On the southwestern coast of Mauritius stand the majestic mountain of Le Morne Brabant. Le Morne Brabant stands tall with its 556m height and is proudly facing the sea and gazing beyond the horizon smitten by dreams and freedom. But within this majestic mountain rest the dark memories of Mauritius.
Since the early Dutch settlement during the period 1638-1710 slaves were brought to the Mauritius, and since that time marooning was a part of life on Mauritius. When the French settlers came, they began to import slaves from Madagascar, Mozambique, the Swahili coast and South Asia. Many of the slaves fled from the captivity and took refuge in the forests and mountains. Hunted by the authorities, the slaves would danger their life to climb Le Morne for the protection of the isolated inaccessible cliffs, for at little freedom. Le Morne was used as a shelter for runaway slaves and Maroons throughout 18th and early 19th centuries. Maroons formed settlements in the caves on the summit of Le Morne. Because of the many maroons seeking refuge at Le Morne, were it often at the time referred to at “Maroon Republic”.
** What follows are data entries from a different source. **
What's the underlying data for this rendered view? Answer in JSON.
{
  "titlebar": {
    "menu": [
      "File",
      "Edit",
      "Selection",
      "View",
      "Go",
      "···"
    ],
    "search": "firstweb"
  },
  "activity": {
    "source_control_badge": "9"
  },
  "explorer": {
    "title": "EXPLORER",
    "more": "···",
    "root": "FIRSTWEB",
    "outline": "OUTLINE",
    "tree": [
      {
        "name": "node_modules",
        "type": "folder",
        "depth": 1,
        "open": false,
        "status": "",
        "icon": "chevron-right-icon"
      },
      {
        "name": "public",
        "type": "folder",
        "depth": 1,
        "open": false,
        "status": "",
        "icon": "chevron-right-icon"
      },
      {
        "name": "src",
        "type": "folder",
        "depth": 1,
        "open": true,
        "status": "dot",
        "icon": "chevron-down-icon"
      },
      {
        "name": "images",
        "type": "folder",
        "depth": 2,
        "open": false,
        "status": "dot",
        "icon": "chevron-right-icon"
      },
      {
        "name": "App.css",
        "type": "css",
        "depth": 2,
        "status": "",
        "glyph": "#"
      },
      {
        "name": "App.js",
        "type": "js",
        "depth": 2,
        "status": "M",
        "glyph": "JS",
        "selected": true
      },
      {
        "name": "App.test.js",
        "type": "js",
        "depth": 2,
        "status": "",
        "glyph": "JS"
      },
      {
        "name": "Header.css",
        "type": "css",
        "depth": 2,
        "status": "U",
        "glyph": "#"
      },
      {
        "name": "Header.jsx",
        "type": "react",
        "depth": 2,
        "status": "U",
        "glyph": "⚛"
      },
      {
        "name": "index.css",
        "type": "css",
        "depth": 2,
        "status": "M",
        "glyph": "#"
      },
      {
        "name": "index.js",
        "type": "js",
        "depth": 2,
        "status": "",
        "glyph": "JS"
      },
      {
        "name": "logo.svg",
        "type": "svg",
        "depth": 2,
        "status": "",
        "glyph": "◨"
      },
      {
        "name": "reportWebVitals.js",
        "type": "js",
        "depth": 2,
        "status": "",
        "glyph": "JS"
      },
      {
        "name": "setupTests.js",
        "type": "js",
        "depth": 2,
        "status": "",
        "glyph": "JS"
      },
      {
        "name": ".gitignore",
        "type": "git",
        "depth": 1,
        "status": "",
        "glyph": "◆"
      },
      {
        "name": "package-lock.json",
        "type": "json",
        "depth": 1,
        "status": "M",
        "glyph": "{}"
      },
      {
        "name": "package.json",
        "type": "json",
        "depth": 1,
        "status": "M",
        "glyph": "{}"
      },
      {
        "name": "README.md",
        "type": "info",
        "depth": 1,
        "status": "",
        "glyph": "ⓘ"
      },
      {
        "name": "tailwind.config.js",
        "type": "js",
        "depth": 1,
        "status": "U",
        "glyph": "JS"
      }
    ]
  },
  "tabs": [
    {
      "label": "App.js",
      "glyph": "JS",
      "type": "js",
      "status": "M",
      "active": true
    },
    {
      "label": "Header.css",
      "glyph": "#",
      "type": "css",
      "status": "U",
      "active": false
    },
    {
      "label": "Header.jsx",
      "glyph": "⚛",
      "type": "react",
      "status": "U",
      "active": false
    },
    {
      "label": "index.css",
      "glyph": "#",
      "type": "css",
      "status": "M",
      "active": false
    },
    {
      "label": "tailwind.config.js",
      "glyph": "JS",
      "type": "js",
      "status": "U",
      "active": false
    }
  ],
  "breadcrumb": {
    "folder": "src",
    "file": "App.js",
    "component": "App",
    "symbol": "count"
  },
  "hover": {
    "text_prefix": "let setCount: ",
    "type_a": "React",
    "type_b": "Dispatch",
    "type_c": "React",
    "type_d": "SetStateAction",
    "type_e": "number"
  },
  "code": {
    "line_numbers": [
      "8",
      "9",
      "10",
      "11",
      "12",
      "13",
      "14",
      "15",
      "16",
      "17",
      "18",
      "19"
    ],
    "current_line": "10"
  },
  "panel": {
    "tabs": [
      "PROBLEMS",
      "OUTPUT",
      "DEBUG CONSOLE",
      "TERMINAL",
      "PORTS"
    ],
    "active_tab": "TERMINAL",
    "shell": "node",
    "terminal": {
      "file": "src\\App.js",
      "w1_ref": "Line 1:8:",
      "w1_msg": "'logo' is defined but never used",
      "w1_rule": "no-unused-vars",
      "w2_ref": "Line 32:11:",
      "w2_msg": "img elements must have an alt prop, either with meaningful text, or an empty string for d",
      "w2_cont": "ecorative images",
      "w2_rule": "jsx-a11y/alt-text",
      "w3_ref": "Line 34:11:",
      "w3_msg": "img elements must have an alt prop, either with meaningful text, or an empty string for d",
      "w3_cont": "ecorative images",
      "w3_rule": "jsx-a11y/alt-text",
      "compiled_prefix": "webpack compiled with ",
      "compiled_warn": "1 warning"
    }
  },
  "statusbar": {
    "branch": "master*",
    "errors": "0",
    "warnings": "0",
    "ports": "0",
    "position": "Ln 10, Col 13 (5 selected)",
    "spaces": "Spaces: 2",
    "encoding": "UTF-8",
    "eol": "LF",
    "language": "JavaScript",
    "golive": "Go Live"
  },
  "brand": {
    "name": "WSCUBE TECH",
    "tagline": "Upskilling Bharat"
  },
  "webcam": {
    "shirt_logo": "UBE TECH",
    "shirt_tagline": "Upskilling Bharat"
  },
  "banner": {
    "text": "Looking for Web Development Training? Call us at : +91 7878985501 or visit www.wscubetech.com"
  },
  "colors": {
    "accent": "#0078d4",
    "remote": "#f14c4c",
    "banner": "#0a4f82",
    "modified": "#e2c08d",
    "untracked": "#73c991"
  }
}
Local myths stating back to the colonial period reports of a mass suicide of maroons, jumping of the summit of Le Morne instead of going back to slavery. Studies have though failed to demonstrate the truth behind this myth. Therefore the cliff earned its name “Le Morne”, meaning “the Mournful One” in French.
The Outstanding Value of Le Morne
Le Morne Cultural Landscape stands as an exceptional testimony for the resistance of slavery and Le Morne being a fortress that sheltered escaped slaves. Le Morne is a symbol of slaves and their fight for freedom, their suffering and sacrifices. This all have relevance beyond any geographical location, but especially the counties from where the slaves came from. The memory and oral traditions of the slaves and their fight for freedom are being carried on by the Creole People of Mauritius
Le Morne also has valuable biological attributes. Le Morne is home to many endemic plants native to Mauritius, which includes some of the rarest in the world. Le Morne is also home to the national flower of Mauritius as the only place on the island, the Trochetia Boutoniana.
In 2008, Le Morne Cultural Landscape was made a World Heritage of UNESCO for the exceptional testimony of maroons and the heroic nature of their resistance and fight for freedom.
In 2009 the international Slave Route Monument was unveiled, standing at the foot of Le Morne. The monument is standing in a garden with native flora and integrated with the restored natural environment of peninsula and the western cliff and the slop of Le Morne as setting. The monument was placed here because of the linear connection between sea, beach and the legendary place called “Valley of Bones” from where the maroons would jump to their dead.
The monument features a central sculpture within a bigger circle leading to other sculptures. The surrounding sculptures symbolize the different countries from where the slaves came from. The sculptures represent Mozambique, Madagascar, India, China, Malaysia, Haiti and Réunion Island.